The judges stated, “The term decree or order used in Section 9(2) of the PTI Act, would take within its fold an order passed by an empowered authority under the statute after following the adjudicatory process. Section 51 of FERA provides a reasonable opportunity and invests the powers of the civil court in the adjudicating authority. Therefore, it cannot be denied that under FERA, an order is passed after the adjudicatory process.”
The case pertains to an individual Dinakaran, accused of violating the provisions of the FERA Act.
The proceedings were initiated by the appropriate authority under the Act for adjudication of the penalty. The Special Director of Enforcement imposed a penalty of Rs.31 crores on Dinakaran, who appealed before the Foreign Exchange Regulation Appellate Board, which reduced the penalty to Rs.28 crores.

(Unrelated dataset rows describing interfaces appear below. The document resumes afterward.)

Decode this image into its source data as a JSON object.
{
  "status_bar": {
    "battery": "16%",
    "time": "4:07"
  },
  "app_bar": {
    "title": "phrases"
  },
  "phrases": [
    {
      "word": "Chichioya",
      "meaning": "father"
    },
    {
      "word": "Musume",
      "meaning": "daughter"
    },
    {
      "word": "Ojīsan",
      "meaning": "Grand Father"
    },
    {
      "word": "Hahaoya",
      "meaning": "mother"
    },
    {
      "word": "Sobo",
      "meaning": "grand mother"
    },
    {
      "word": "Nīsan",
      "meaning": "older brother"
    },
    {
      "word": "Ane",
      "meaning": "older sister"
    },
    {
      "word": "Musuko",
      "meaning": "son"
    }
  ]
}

Even as Dinakaran appealed against the appellate board order, the ED sent a notice of insolvency by invoking Section 9(2) of the PTI Act.
Once the notice was challenged, the single judge set it aside. He noted there was no legally enforceable debt, and the ED was not a creditor under the PTI Act. Thereafter, the ED filed an appeal.

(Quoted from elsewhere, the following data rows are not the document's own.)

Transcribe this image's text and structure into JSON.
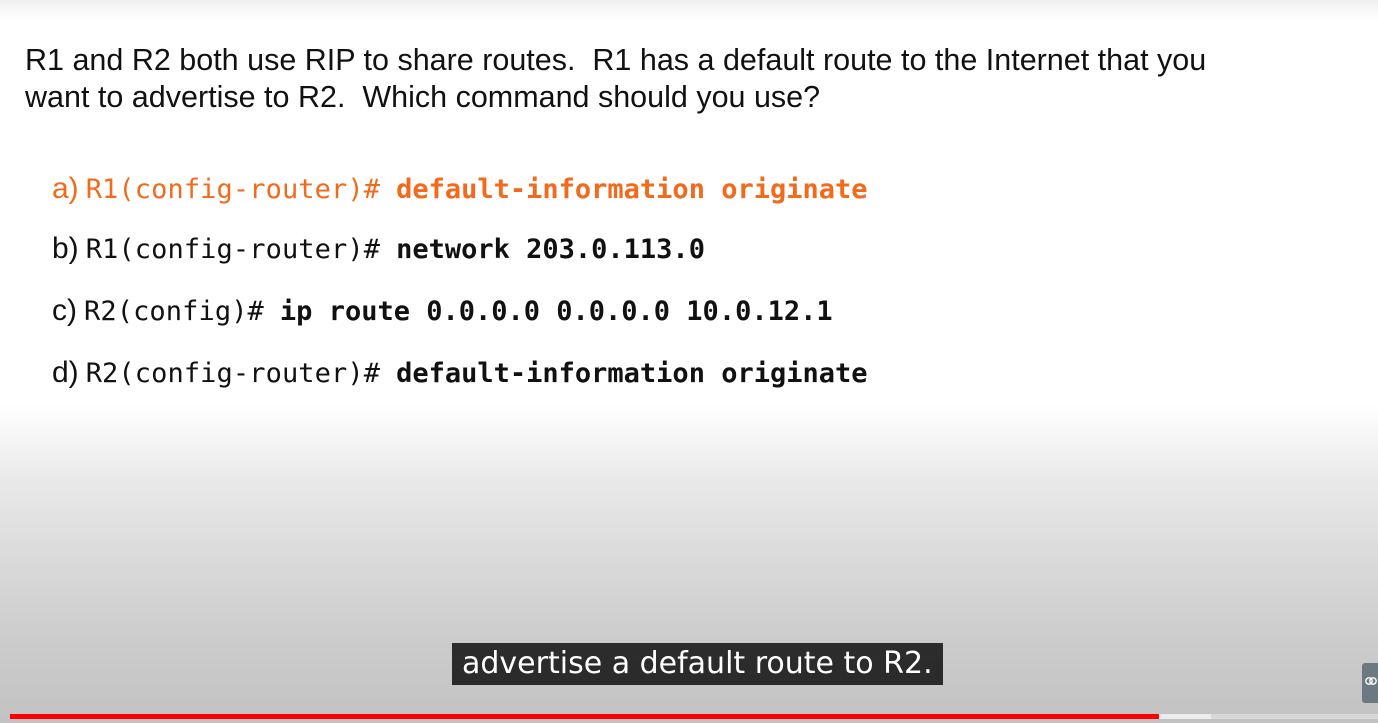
{
  "question": {
    "text": "R1 and R2 both use RIP to share routes.  R1 has a default route to the Internet that you\nwant to advertise to R2.  Which command should you use?"
  },
  "options": [
    {
      "letter": "a)",
      "prompt": "R1(config-router)#",
      "command": "default-information originate",
      "highlighted": true
    },
    {
      "letter": "b)",
      "prompt": "R1(config-router)#",
      "command": "network 203.0.113.0",
      "highlighted": false
    },
    {
      "letter": "c)",
      "prompt": "R2(config)#",
      "command": "ip route 0.0.0.0 0.0.0.0 10.0.12.1",
      "highlighted": false
    },
    {
      "letter": "d)",
      "prompt": "R2(config-router)#",
      "command": "default-information originate",
      "highlighted": false
    }
  ],
  "subtitle": {
    "text": "advertise a default route to R2."
  },
  "player": {
    "progress_fraction": 0.84,
    "accent_color": "#ff0000",
    "side_widget_icon": "cloud-link-icon"
  },
  "colors": {
    "correct_answer": "#f26a1b",
    "text": "#111111"
  }
}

Justice Subramanian and Justice Kalaimathi observed that the terms creditor, debt, and debtor defined under the Act should not be given a restrictive or conventional meaning as a judgment creditor, a decreed debt, or a judgment debtor.
They referred to the precedents set by the Supreme Court, wherein it intended to impart wider meaning to the defined terms. The judges noted that the law was enacted more than a century ago when other forums, tribunals, and alternative dispute-resolution mechanisms did not exist.
The bench held that since then, “Various forums, tribunals, and alternative dispute resolution mechanisms were put in place. Those were empowered to decide legal disputes and empowered to pass payment orders. Therefore, we should not restrict the meaning of the words appearing in Sections 2(a) and 2(b) of the PTI Act and deprive other creditors of invoking the provisions.”
The court added that the failure to pay on being served the notice would amount to an act of insolvency and enable the creditor to initiate insolvency proceedings. However, in the present case, the jurisdiction to issue an insolvency notice was under challenge. Thus, to provide a cause of action, the decree, or order should have become final and not have been stayed by the court.
Terming the attempt of the ED as ‘naming the child before it was born’, the bench remarked that it could not sustain the directorate’s argument. The order imposing the penalty was not final when the insolvency notice was issued. However, the order of the adjudicating authority would create a debt within the meaning of the PTI Act.
Thus, while dismissing the appeals, the court said that the ED was open to taking fresh proceedings in the matter.